If I were a Democrat, I would be afraid, I would be very afraid, after reading former Attorney General Michael Mukasey’s Monday WSJ oped: “John Durham’s Ukrainian Leads.” The subtitle is “What the prosecutor has found may be quite different from what the Democrats are looking for.”
Americans often boast that we are a nation of laws, but for the moment laws appear to play a decidedly secondary role in the drama we are living in and—hopefully—through.
True enough, but the nub of the article, which returns us to the rule of law, comes further on:
True, much media and political effort has gone into sometimes close and often willful parsing of President Trump’s July 25 conversation with President Volodymyr Zelensky —ironic when you consider Mr. Trump’s well-known linguistic promiscuity—not to mention the celebrated whistleblower complaint, which contains no firsthand information. Little notice has been given, however, to another document lying in plain sight: a Justice Department press release issued the day the conversation transcript became public.
That Justice Department statement makes explicit that the president never spoke with Attorney General William Barr “about having Ukraine investigate anything relating to former Vice President Biden or his son” or asked him to contact Ukraine “on this or any other matter,” and that the attorney general has not communicated at all with Ukraine. It also contains the following morsel: “A Department of Justice team led by U.S. Attorney John Durham is separately exploring the extent to which a number of countries, including Ukraine, played a role in the counterintelligence investigation directed at the Trump campaign during the 2016 election. While the Attorney General has yet to contact Ukraine in connection with this investigation, certain Ukrainians who are not members of the government have volunteered information to Mr. Durham, which he is evaluating.” [Bold mine]

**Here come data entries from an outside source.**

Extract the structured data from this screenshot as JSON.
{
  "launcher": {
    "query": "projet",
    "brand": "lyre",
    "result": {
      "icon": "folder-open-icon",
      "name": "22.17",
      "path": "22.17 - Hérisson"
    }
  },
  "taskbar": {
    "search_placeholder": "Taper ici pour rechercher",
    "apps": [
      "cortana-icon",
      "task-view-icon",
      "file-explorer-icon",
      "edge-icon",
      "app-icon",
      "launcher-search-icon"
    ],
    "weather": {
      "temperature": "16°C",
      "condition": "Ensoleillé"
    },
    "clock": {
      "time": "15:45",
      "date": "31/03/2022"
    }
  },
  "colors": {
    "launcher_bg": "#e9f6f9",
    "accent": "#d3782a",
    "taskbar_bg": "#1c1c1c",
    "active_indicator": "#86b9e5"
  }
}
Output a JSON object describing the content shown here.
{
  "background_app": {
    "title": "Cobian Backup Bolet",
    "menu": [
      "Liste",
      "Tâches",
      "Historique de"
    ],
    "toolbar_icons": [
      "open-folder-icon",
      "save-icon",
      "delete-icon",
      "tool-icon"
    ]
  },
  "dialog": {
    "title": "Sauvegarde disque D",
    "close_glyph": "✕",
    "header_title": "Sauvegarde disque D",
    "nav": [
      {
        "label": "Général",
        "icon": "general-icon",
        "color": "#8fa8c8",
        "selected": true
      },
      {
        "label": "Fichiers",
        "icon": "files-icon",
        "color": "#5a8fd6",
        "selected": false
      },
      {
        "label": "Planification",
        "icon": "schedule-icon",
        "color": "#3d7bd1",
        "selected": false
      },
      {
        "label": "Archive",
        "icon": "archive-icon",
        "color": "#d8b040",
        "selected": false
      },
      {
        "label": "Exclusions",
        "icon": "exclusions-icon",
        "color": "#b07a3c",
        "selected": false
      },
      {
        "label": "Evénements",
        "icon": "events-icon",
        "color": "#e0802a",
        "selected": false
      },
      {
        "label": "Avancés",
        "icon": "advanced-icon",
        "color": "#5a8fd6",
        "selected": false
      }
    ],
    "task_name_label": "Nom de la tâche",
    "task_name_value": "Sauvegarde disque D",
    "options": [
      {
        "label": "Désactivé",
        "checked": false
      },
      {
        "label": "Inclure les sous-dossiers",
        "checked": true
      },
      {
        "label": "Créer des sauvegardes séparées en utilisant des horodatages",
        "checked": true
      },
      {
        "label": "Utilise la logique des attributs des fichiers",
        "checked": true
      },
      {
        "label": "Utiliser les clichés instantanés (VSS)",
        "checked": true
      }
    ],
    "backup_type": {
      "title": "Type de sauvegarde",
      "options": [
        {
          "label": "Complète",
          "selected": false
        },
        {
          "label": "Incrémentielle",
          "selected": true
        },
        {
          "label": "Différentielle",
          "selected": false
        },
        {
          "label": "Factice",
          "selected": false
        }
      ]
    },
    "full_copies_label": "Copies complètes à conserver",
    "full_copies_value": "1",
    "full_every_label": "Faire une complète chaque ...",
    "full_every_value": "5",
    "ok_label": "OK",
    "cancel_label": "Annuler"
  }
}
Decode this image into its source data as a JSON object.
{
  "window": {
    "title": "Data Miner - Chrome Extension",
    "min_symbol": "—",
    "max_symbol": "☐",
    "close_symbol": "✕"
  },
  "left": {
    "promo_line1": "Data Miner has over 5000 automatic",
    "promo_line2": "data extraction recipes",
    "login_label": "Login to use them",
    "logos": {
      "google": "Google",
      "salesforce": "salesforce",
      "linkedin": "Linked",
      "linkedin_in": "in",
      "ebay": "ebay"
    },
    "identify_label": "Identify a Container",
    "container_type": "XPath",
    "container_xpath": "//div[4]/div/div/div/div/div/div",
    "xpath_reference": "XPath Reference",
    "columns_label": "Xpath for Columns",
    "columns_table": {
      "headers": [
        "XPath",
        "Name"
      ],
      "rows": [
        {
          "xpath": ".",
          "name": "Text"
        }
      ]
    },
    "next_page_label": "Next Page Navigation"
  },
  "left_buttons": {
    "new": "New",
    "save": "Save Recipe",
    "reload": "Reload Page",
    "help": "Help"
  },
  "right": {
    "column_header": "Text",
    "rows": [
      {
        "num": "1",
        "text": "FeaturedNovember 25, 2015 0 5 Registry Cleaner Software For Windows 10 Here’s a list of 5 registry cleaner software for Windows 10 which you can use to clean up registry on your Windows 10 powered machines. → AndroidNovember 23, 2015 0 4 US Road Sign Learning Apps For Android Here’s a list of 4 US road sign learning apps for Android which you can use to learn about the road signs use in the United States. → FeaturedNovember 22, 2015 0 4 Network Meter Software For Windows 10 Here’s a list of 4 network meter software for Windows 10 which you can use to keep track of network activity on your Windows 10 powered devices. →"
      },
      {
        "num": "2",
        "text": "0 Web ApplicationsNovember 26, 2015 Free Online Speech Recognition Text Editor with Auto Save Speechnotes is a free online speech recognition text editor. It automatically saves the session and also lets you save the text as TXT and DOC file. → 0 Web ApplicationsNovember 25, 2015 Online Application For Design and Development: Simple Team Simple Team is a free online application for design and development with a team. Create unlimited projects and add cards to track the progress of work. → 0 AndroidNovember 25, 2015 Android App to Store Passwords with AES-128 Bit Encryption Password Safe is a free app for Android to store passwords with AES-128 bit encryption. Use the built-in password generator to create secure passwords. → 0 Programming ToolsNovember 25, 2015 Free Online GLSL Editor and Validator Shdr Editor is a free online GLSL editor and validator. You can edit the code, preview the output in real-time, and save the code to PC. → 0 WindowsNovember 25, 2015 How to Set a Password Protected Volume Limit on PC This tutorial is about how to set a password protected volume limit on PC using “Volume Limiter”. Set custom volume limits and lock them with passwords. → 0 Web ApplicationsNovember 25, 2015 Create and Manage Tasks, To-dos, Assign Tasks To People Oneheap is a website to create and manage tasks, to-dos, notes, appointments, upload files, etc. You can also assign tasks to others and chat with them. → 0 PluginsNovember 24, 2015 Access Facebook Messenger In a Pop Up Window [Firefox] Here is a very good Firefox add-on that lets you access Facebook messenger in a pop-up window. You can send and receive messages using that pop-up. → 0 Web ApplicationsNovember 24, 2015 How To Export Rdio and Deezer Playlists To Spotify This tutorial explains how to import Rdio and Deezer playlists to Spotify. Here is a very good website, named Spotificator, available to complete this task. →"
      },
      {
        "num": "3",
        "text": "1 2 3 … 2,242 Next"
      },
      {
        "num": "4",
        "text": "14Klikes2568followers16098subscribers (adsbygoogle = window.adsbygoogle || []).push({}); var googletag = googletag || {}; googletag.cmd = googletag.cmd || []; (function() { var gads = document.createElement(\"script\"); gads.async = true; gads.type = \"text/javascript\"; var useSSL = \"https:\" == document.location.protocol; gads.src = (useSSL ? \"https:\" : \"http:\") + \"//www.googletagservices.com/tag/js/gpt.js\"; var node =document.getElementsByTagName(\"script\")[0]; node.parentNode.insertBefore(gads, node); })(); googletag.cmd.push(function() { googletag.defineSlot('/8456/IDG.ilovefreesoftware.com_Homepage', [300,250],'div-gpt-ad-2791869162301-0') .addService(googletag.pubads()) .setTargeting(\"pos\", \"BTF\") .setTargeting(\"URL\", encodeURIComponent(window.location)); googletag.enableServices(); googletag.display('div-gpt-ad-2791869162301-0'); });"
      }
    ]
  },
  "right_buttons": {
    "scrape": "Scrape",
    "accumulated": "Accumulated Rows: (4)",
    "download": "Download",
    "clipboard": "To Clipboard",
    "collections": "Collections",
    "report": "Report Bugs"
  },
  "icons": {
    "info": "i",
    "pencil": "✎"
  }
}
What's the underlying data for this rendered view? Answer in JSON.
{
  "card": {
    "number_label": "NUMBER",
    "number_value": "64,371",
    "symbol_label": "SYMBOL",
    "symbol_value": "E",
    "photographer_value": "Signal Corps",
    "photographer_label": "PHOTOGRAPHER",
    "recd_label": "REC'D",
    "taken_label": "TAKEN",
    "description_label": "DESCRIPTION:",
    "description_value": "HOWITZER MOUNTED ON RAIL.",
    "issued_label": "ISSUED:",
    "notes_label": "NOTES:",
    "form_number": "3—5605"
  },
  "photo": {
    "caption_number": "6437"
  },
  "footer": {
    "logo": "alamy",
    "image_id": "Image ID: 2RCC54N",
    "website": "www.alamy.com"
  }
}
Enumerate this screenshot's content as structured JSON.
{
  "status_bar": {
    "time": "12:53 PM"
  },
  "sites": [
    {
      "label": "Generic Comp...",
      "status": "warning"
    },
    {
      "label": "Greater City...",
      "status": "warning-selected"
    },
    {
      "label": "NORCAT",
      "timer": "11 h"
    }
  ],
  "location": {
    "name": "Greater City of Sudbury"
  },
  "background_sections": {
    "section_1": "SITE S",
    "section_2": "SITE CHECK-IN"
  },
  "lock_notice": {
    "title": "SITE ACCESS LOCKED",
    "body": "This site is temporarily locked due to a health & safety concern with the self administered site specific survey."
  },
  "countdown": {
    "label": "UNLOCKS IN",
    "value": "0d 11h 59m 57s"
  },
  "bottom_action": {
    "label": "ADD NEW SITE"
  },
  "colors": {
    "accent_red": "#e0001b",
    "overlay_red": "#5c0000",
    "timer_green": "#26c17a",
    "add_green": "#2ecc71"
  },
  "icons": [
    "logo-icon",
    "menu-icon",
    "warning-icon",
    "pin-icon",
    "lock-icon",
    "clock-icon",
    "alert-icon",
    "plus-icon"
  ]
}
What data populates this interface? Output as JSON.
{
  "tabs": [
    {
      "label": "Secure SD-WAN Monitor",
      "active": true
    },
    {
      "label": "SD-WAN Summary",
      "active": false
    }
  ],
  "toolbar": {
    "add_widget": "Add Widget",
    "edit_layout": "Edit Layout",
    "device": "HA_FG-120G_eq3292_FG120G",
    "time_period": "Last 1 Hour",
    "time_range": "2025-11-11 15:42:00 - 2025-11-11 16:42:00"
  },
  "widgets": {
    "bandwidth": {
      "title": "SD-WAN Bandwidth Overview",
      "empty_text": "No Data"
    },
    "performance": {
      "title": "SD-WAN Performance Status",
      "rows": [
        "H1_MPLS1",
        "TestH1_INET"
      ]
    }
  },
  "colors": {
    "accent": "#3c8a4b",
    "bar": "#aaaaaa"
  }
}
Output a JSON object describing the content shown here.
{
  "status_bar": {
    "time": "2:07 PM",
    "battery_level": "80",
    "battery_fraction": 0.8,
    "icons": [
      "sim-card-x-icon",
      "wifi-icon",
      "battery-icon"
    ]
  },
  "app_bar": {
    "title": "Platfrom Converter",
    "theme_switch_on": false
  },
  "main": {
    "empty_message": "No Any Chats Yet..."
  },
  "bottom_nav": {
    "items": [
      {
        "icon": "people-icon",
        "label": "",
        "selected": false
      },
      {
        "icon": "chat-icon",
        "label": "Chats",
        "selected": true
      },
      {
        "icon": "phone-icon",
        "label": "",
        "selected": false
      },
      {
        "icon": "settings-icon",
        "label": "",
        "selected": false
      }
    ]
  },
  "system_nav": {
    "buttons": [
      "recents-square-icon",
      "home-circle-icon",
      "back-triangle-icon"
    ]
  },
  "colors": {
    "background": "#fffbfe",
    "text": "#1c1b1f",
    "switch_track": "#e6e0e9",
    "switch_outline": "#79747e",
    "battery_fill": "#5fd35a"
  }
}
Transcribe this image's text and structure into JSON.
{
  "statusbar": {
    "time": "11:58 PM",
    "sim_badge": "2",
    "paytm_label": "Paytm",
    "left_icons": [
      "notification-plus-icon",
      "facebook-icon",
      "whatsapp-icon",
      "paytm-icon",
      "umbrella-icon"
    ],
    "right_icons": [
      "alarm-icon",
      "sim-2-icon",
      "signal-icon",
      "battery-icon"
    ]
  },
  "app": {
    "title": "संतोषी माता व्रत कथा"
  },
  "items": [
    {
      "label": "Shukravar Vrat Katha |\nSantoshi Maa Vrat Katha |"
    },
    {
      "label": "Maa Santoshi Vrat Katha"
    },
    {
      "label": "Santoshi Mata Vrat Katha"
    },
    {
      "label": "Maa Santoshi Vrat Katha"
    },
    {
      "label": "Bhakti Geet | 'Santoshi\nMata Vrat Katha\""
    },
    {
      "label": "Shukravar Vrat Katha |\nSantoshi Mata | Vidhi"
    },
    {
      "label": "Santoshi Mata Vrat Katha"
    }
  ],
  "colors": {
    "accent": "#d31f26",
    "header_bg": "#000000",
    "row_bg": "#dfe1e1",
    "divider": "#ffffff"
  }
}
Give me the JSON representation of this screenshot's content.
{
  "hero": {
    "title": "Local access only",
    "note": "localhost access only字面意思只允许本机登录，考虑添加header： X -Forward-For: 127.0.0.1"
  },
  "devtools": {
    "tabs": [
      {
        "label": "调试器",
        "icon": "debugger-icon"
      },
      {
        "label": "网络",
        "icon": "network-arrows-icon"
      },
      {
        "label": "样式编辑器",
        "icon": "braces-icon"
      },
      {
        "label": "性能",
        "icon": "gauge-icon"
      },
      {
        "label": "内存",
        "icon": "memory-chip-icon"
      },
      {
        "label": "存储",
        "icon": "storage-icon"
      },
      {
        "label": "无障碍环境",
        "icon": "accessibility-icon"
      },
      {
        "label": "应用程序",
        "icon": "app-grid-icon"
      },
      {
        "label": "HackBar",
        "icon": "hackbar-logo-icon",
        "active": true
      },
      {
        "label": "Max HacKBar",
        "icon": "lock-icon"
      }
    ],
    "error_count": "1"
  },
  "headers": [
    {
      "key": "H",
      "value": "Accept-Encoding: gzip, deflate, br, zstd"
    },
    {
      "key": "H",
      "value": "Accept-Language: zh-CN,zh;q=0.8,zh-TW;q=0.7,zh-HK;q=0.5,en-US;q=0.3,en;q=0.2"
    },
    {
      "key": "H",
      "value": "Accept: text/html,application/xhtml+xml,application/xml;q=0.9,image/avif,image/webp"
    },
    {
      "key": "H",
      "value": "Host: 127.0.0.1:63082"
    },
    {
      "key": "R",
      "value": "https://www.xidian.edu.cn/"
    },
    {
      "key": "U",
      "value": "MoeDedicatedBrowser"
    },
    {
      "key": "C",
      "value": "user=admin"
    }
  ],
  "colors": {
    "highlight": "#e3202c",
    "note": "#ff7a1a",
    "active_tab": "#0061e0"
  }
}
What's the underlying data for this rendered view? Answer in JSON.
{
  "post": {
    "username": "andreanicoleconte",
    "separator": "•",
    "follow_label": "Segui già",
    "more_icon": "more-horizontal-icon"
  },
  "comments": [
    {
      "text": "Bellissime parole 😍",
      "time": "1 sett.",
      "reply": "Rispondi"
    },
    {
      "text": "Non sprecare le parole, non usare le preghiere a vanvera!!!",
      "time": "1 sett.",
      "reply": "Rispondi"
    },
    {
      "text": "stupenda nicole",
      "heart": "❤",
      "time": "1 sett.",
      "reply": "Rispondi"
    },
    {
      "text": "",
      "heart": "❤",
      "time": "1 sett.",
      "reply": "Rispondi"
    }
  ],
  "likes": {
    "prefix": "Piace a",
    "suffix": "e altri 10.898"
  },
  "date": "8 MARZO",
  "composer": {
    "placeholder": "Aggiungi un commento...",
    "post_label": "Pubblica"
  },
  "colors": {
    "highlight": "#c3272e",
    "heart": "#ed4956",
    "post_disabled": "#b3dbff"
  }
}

The number of countries includes the U.K. and Italy, the latter of which was just visited by one William Barr. So what’s going on? More from Mukasey:
The definitive answer to the obvious question—what’s that about?—is known only to Mr. Durham and his colleagues. But publicly available reports, including by Andrew McCarthy in his new book, “Ball of Collusion,” suggest that during the 2016 campaign the Federal Bureau of Investigation tried to get evidence from Ukrainian government officials against Mr. Trump’s campaign manager, Paul Manafort, to pressure him into cooperating against Mr. Trump. When you grope through the miasma of Slavic names and follow the daisy chain of related people and entities, it appears that Ukrainian officials who backed the Clinton campaign provided information that generated the investigation of Mr. Manafort—acts that one Ukrainian court has said violated Ukrainian law and “led to interference in the electoral processes of the United States in 2016 and harmed the interests of Ukraine as a state.”
Sorry to quote so extensively, but the WSJ is behind a paywall and I thought everyone should see as much of Mukasey’s writing as possible. Reading not so far between the lines here, it’s clear that the biggest story of 2019 or maybe 2020 is yet to come — and it won’t be impeachment. The Russia Probe is being turned on its head.